Carolyn Sorisio, Honoree Fanonne Jeffers, . . Wesleyan Univ., $26 (72pp) ISBN 978-0-8195-6584-6

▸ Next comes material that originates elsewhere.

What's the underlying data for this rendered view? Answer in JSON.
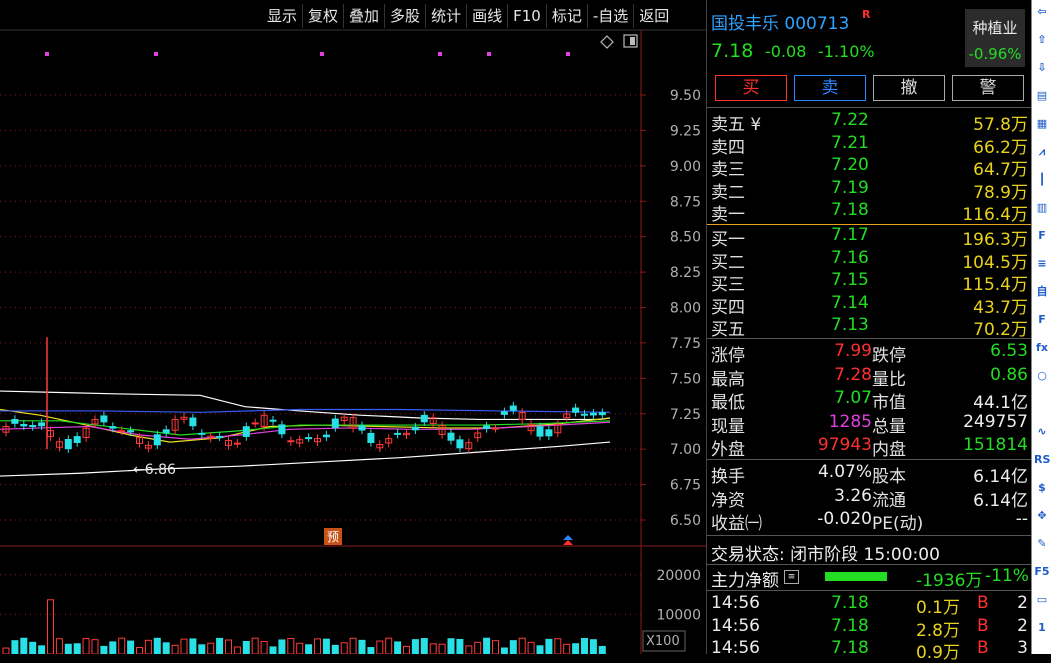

"Muse, a Lady Cautioning," dedicated to Billie Holiday, demonstrates Jeffers's ability, in this second collection, to create beautifully crafted, nuanced, ambivalent figures out of people who have become reified by myth or history: "Yes, these predictable fifths. O, the blues/ is all about slinging those low tales out/ the back door... She's aware – yeah, I'm going to/ kiss some man's sugared fist tonight.... Lady cautioning me:/ Just tough this thing out, girl. Sweat through the jones./ Don't ask for nothing. Spit your last damned note." Aretha Franklin, James Brown, John Coltrane and other musicians follow in the first of three sections. In the second section Jeffers fleshes out women from Bible stories: Lot's wife and daughters; Abraham's wife Sarah; and Hagar, Sarah's servant. Those poems are strongest which take the reader quickly through a furious tour of the mental and physical states of the characters, and work as vivid illustrations of the violent sides of the Bible stories (incest, rape, adultery). The question of how religion can be used as both a palliative and a tool for control is raised thematically in the third section of the book, as is the question of politeness and discomfort with relation to such subjects. In the title poem, kidnapped children are transported to the slave-owners of North America, where they're sexualized, subjugated and handed a God who will bear the white face of their master, but who will also promise salvation. The poet works to confront the forces propelling us into such situations, spitting out her notes in a voice that at its best has breadth, power and ambivalence. (Apr.)